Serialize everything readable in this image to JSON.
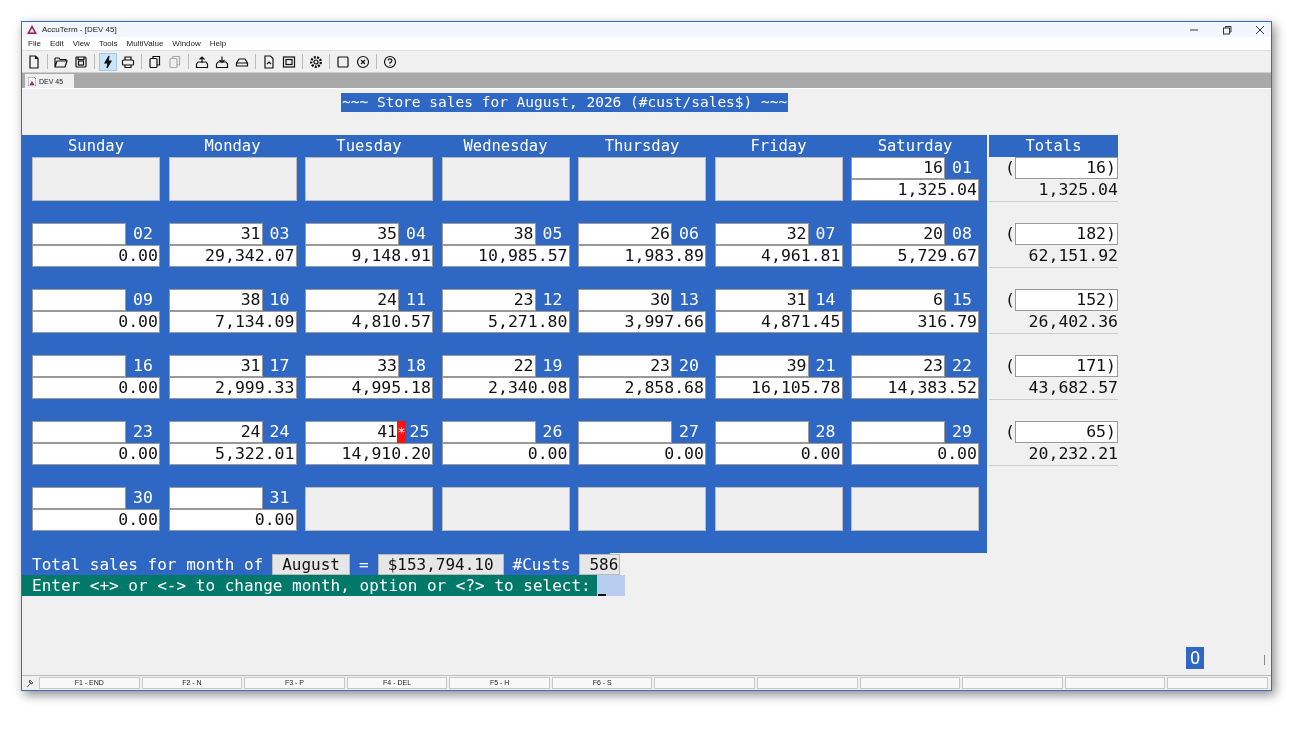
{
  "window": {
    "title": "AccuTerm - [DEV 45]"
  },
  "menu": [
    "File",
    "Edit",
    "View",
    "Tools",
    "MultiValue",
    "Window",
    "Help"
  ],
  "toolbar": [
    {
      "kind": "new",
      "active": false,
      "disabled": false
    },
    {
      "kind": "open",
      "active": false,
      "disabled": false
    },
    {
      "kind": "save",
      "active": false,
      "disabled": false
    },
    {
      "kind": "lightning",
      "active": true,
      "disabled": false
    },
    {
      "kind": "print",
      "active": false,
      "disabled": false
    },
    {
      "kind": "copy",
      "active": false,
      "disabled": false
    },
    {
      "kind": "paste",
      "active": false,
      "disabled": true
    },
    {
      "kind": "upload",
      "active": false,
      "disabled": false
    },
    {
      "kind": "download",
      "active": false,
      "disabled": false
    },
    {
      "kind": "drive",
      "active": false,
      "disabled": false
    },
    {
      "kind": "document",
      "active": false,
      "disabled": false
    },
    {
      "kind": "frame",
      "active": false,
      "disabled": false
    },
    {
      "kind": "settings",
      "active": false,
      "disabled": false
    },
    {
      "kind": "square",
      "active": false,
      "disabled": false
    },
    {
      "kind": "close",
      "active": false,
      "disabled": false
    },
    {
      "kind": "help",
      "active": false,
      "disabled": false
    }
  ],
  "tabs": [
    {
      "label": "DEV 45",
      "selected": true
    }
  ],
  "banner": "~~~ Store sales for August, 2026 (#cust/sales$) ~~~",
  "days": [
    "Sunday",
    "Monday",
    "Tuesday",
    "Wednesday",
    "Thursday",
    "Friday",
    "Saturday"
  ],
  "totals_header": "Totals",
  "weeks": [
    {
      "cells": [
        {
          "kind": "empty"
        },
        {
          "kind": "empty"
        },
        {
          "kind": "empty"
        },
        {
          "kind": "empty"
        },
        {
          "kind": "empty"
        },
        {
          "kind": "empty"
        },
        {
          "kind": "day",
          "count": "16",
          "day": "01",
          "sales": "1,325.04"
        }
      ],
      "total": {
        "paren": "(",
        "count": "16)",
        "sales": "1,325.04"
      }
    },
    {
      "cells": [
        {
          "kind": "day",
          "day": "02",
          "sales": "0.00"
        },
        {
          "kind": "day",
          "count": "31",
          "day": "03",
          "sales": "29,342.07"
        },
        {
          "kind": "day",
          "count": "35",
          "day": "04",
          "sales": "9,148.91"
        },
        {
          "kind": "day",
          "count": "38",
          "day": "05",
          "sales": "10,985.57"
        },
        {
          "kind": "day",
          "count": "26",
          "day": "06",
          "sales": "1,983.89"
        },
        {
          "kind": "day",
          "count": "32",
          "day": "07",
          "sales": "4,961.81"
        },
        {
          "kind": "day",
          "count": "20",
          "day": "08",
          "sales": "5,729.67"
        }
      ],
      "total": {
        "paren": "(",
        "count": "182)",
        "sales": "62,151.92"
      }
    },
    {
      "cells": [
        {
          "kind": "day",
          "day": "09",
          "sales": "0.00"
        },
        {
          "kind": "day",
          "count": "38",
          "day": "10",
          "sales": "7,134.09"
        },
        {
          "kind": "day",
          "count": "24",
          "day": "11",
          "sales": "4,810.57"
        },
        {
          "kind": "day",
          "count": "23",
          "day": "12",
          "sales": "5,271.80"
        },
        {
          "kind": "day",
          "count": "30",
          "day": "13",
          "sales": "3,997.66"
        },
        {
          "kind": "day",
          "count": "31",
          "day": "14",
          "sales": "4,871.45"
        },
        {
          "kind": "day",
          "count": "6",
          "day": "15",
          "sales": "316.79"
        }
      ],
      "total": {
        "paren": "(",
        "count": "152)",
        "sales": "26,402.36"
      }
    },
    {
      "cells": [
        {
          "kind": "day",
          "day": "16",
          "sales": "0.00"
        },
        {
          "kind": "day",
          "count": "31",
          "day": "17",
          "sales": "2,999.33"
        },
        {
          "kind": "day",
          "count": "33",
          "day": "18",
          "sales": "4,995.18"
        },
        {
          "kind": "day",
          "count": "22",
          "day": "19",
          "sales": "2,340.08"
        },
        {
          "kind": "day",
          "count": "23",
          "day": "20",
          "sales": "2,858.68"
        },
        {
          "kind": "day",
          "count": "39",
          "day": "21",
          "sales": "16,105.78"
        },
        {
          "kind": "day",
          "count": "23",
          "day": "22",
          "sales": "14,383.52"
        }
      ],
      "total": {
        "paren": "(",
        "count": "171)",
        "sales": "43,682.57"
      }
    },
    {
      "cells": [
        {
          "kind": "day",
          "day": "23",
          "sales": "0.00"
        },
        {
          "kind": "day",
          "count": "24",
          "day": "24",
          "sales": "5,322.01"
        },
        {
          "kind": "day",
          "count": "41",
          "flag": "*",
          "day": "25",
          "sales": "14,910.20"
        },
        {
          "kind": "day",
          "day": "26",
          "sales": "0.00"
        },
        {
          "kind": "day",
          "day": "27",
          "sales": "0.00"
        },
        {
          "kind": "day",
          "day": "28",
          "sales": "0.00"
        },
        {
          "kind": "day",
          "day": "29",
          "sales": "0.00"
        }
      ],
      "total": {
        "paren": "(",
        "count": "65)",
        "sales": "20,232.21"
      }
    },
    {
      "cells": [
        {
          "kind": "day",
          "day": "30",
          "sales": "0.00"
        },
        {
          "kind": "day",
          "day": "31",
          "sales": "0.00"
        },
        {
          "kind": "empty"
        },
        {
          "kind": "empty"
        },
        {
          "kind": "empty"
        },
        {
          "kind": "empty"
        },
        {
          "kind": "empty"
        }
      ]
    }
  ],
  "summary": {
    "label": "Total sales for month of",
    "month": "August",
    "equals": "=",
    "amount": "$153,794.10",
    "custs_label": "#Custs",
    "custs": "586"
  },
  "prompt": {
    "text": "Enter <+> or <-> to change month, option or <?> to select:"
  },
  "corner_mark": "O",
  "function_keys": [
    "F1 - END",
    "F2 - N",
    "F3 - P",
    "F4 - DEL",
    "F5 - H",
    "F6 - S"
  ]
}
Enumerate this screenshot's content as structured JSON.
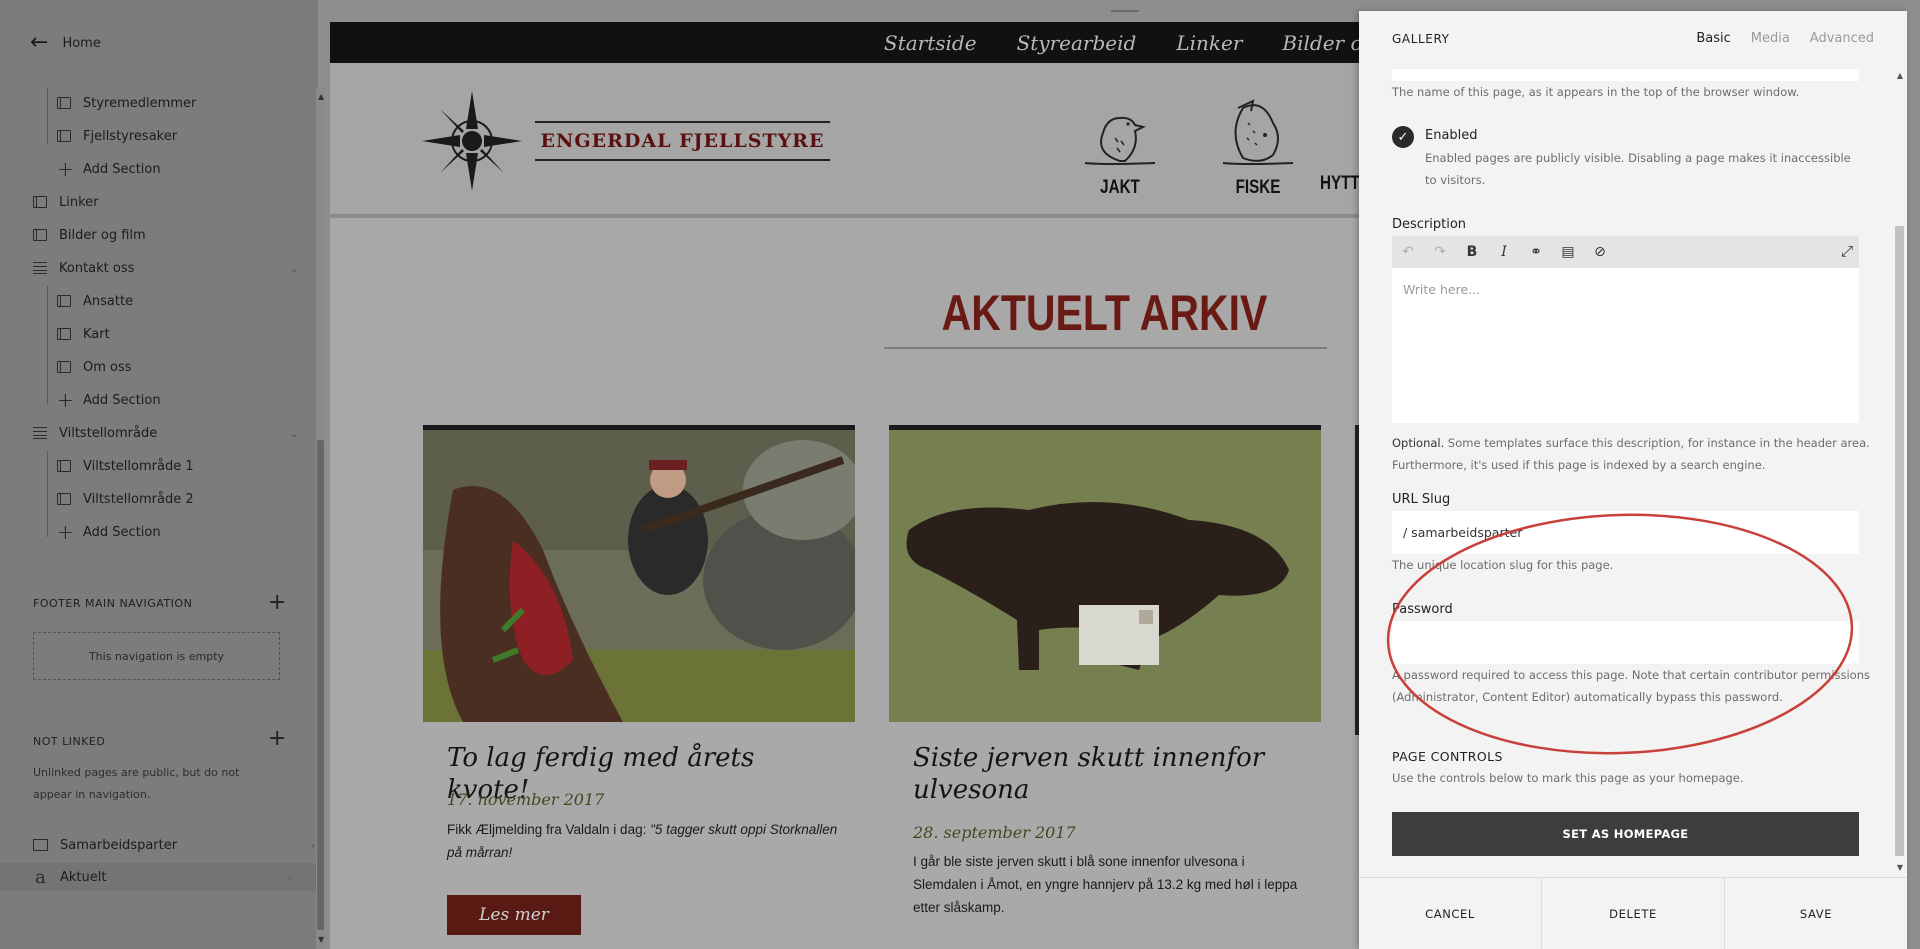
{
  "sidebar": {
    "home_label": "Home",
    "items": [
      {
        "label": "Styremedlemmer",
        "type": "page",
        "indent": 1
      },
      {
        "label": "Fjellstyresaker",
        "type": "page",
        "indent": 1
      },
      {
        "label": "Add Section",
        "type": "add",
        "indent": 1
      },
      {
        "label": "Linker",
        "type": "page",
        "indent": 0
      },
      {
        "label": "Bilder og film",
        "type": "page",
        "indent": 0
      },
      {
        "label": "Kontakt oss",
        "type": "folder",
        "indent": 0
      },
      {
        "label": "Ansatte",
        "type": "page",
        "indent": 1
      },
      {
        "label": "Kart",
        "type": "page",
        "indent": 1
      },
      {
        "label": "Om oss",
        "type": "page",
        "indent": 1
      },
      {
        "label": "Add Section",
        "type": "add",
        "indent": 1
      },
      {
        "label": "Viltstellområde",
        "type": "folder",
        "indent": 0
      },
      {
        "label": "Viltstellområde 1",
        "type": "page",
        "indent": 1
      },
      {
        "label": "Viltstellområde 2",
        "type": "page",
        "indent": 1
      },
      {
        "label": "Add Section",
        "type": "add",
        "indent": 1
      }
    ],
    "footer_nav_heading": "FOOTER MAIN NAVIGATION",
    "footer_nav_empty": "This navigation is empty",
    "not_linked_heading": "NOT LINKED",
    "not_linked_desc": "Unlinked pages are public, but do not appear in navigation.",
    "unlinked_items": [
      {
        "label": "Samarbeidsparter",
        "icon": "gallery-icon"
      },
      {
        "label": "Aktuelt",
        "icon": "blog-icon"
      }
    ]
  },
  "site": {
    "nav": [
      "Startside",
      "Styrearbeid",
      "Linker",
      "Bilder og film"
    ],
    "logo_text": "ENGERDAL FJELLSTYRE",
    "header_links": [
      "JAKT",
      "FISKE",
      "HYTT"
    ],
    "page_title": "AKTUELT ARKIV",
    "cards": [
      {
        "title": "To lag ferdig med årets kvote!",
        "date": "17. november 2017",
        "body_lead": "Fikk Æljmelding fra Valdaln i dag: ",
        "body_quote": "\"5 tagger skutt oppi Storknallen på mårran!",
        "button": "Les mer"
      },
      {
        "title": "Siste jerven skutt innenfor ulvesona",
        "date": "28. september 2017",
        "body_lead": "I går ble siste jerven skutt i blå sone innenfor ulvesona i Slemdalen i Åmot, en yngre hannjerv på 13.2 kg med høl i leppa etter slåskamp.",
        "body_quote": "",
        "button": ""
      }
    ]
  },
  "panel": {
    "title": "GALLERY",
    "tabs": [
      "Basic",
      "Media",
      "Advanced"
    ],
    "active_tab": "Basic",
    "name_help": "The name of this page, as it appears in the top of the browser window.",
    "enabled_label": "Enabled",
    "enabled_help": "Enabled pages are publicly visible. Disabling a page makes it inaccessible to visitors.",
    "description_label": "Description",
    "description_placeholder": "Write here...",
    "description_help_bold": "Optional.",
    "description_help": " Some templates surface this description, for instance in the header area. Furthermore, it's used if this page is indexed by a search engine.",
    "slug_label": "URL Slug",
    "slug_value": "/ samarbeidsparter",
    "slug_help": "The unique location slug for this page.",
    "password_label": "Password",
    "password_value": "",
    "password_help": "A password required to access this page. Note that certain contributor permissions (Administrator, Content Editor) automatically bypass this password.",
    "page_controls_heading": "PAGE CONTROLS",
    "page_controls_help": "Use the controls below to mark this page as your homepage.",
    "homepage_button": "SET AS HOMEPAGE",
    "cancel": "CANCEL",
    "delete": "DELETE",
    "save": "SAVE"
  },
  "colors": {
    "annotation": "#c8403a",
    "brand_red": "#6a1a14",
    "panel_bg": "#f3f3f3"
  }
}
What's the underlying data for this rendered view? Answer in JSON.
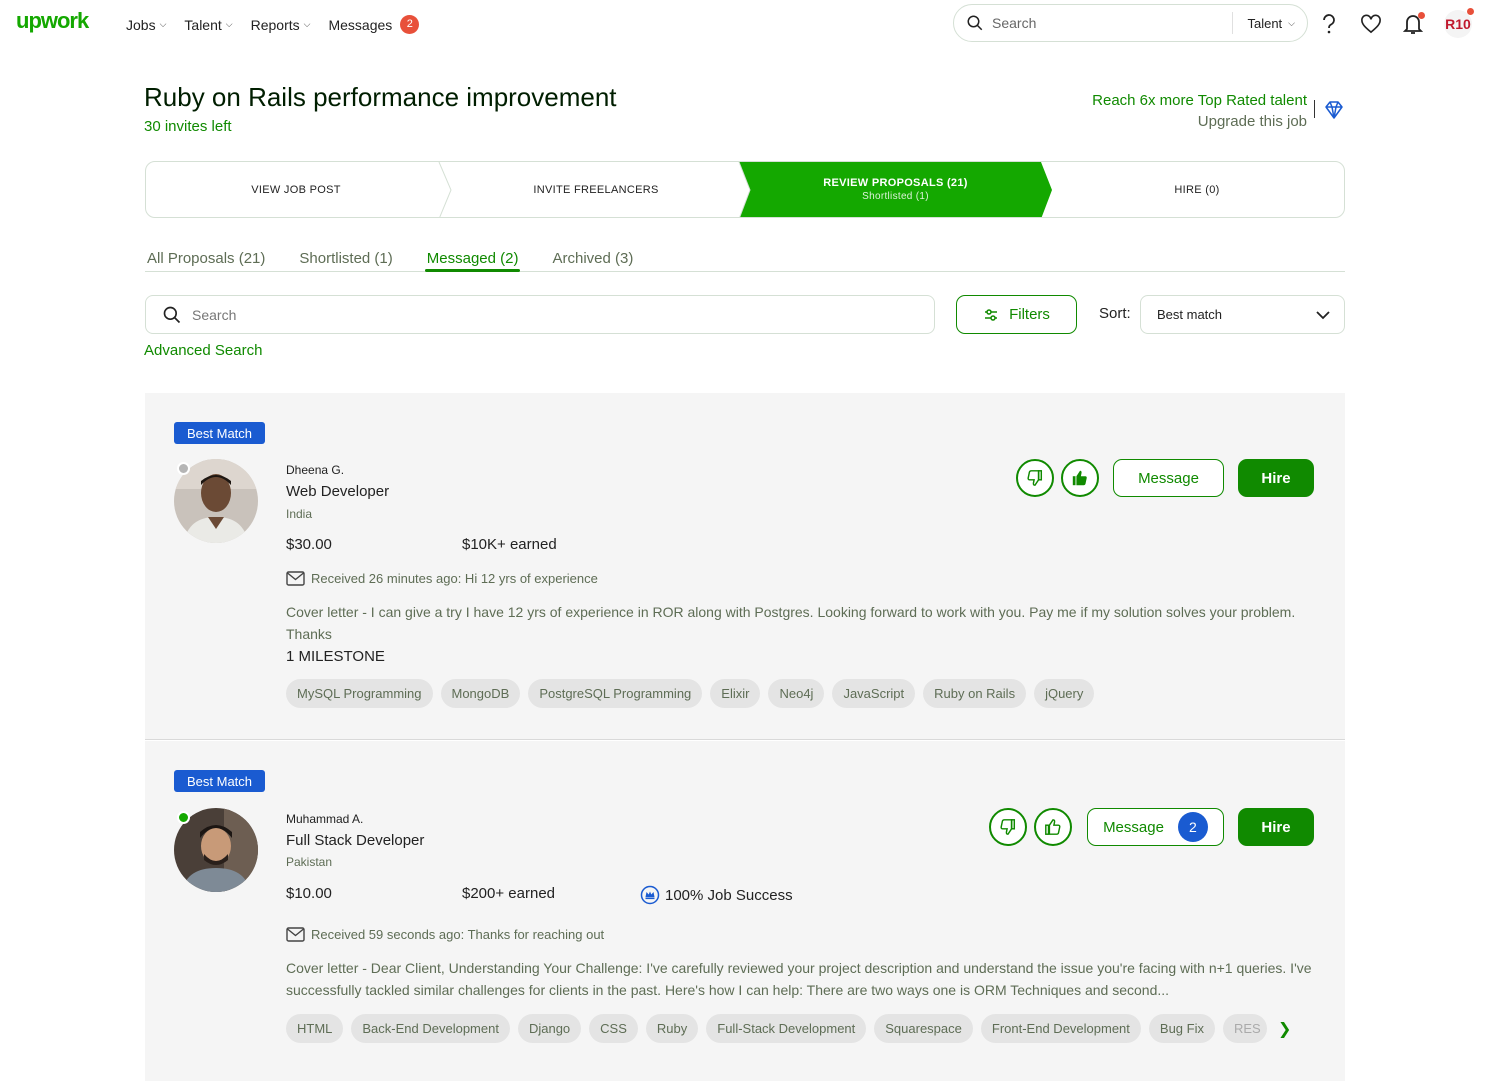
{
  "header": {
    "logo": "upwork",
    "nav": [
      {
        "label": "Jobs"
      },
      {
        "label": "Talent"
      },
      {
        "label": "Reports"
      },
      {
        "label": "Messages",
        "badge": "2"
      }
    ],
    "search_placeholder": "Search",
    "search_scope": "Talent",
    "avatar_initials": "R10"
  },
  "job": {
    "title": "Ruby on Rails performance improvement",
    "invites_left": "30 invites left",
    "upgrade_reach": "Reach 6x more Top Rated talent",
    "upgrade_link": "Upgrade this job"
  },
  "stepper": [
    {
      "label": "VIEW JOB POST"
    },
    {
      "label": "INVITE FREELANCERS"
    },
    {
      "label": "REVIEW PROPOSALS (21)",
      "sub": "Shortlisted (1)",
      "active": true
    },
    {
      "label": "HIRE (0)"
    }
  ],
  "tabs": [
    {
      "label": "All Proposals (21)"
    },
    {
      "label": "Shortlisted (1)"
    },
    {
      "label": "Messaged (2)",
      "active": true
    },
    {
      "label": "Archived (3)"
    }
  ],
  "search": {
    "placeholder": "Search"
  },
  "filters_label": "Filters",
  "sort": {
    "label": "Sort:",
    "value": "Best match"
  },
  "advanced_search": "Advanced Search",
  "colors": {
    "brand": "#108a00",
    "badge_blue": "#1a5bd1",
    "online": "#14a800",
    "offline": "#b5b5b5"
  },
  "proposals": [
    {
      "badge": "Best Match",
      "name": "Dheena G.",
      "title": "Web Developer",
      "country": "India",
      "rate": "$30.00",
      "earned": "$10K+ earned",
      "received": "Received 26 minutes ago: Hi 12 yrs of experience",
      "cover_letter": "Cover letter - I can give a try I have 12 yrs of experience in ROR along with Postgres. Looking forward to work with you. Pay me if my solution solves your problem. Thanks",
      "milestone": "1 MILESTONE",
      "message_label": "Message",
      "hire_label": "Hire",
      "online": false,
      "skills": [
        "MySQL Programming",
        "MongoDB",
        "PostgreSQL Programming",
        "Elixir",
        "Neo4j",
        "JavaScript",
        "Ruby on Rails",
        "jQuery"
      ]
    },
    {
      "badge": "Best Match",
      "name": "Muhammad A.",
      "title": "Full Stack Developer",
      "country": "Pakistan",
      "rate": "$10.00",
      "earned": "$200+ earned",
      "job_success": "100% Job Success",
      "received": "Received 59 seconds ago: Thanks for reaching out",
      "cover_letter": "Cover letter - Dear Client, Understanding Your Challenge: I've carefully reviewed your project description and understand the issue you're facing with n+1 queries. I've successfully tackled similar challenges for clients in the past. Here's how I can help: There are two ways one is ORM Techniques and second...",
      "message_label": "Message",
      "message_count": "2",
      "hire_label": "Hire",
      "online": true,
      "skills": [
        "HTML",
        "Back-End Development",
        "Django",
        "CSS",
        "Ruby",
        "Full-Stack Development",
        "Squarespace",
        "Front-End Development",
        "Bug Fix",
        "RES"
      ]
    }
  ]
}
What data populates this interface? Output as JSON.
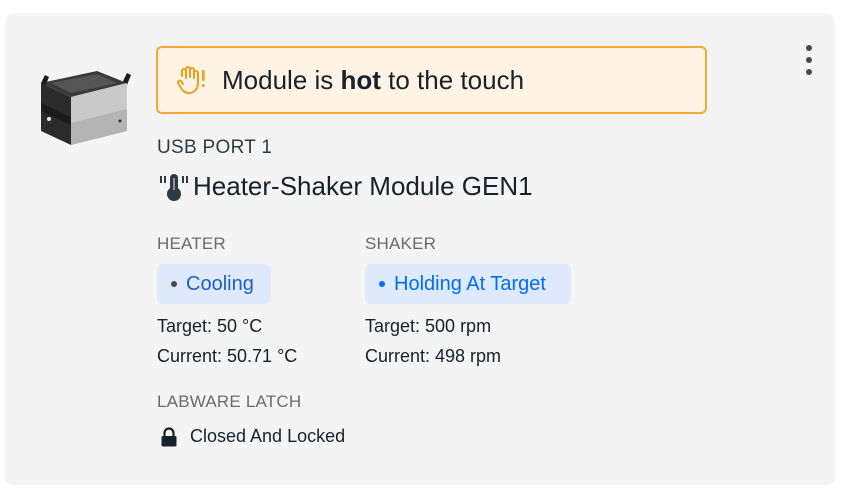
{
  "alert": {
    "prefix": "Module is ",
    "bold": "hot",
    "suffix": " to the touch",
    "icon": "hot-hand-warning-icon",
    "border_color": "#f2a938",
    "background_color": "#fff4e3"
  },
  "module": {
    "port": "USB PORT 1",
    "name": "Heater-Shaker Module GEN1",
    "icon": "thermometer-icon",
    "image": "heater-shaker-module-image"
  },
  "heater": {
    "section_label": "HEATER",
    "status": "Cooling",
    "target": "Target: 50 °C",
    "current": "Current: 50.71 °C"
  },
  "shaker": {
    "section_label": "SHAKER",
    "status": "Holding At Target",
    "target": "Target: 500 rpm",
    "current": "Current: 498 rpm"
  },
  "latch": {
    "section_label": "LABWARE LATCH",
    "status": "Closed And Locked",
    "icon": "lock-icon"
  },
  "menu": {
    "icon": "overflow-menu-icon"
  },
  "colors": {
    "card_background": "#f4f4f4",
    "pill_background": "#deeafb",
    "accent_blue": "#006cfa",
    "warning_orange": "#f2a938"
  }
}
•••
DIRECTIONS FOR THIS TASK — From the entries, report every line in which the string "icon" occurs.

RESPONSE BOX —
        "icon": "gallery-icon"
        "icon": "blog-icon"
    "icon": "hot-hand-warning-icon",
    "icon": "thermometer-icon",
    "icon": "lock-icon"
    "icon": "overflow-menu-icon"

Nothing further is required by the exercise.